*** Source material ***
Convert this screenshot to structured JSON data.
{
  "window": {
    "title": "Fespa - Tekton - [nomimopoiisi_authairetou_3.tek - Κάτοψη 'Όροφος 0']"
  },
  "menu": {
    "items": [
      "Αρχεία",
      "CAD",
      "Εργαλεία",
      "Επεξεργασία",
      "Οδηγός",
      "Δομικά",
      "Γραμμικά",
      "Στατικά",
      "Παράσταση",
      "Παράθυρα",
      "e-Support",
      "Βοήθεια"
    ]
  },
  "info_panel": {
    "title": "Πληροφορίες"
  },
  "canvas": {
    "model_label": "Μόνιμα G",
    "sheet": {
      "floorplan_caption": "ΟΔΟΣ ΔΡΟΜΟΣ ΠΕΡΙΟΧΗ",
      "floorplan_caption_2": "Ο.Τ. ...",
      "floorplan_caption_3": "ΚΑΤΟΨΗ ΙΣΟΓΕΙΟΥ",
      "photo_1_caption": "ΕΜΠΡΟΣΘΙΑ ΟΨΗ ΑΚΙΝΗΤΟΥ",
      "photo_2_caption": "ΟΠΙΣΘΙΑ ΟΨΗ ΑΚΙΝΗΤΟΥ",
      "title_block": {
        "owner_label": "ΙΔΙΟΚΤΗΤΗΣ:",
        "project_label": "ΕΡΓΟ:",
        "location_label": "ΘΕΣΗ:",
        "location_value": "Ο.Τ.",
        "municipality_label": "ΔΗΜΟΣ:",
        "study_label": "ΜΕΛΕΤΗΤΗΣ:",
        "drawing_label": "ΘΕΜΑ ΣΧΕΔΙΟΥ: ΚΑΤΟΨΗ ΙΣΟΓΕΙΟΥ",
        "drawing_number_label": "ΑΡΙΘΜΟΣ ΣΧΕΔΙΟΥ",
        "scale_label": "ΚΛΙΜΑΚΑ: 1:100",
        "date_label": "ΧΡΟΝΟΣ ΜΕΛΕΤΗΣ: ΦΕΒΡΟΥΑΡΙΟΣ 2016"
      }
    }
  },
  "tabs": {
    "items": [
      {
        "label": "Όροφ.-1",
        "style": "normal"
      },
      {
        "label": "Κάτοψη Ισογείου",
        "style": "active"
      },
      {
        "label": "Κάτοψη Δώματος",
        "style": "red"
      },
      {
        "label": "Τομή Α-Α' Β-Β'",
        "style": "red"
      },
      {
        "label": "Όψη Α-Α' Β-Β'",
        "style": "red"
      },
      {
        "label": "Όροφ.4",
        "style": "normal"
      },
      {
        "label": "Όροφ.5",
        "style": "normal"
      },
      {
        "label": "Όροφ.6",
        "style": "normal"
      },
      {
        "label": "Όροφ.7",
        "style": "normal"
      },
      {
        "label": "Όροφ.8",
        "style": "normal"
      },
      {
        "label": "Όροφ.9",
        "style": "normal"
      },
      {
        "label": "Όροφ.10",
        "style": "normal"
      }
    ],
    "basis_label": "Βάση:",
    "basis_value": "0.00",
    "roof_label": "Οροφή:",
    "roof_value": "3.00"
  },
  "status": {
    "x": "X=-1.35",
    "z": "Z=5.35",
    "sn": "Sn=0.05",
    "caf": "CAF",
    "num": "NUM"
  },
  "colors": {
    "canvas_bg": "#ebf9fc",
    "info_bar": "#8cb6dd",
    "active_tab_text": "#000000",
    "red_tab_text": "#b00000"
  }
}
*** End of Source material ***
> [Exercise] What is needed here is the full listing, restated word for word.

> [Task output]
Convert this screenshot to structured JSON data.
{
  "window": {
    "title": "Fespa - Tekton - [nomimopoiisi_authairetou_3.tek - Κάτοψη 'Όροφος 0']"
  },
  "menu": {
    "items": [
      "Αρχεία",
      "CAD",
      "Εργαλεία",
      "Επεξεργασία",
      "Οδηγός",
      "Δομικά",
      "Γραμμικά",
      "Στατικά",
      "Παράσταση",
      "Παράθυρα",
      "e-Support",
      "Βοήθεια"
    ]
  },
  "info_panel": {
    "title": "Πληροφορίες"
  },
  "canvas": {
    "model_label": "Μόνιμα G",
    "sheet": {
      "floorplan_caption": "ΟΔΟΣ ΔΡΟΜΟΣ ΠΕΡΙΟΧΗ",
      "floorplan_caption_2": "Ο.Τ. ...",
      "floorplan_caption_3": "ΚΑΤΟΨΗ ΙΣΟΓΕΙΟΥ",
      "photo_1_caption": "ΕΜΠΡΟΣΘΙΑ ΟΨΗ ΑΚΙΝΗΤΟΥ",
      "photo_2_caption": "ΟΠΙΣΘΙΑ ΟΨΗ ΑΚΙΝΗΤΟΥ",
      "title_block": {
        "owner_label": "ΙΔΙΟΚΤΗΤΗΣ:",
        "project_label": "ΕΡΓΟ:",
        "location_label": "ΘΕΣΗ:",
        "location_value": "Ο.Τ.",
        "municipality_label": "ΔΗΜΟΣ:",
        "study_label": "ΜΕΛΕΤΗΤΗΣ:",
        "drawing_label": "ΘΕΜΑ ΣΧΕΔΙΟΥ: ΚΑΤΟΨΗ ΙΣΟΓΕΙΟΥ",
        "drawing_number_label": "ΑΡΙΘΜΟΣ ΣΧΕΔΙΟΥ",
        "scale_label": "ΚΛΙΜΑΚΑ: 1:100",
        "date_label": "ΧΡΟΝΟΣ ΜΕΛΕΤΗΣ: ΦΕΒΡΟΥΑΡΙΟΣ 2016"
      }
    }
  },
  "tabs": {
    "items": [
      {
        "label": "Όροφ.-1",
        "style": "normal"
      },
      {
        "label": "Κάτοψη Ισογείου",
        "style": "active"
      },
      {
        "label": "Κάτοψη Δώματος",
        "style": "red"
      },
      {
        "label": "Τομή Α-Α' Β-Β'",
        "style": "red"
      },
      {
        "label": "Όψη Α-Α' Β-Β'",
        "style": "red"
      },
      {
        "label": "Όροφ.4",
        "style": "normal"
      },
      {
        "label": "Όροφ.5",
        "style": "normal"
      },
      {
        "label": "Όροφ.6",
        "style": "normal"
      },
      {
        "label": "Όροφ.7",
        "style": "normal"
      },
      {
        "label": "Όροφ.8",
        "style": "normal"
      },
      {
        "label": "Όροφ.9",
        "style": "normal"
      },
      {
        "label": "Όροφ.10",
        "style": "normal"
      }
    ],
    "basis_label": "Βάση:",
    "basis_value": "0.00",
    "roof_label": "Οροφή:",
    "roof_value": "3.00"
  },
  "status": {
    "x": "X=-1.35",
    "z": "Z=5.35",
    "sn": "Sn=0.05",
    "caf": "CAF",
    "num": "NUM"
  },
  "colors": {
    "canvas_bg": "#ebf9fc",
    "info_bar": "#8cb6dd",
    "active_tab_text": "#000000",
    "red_tab_text": "#b00000"
  }
}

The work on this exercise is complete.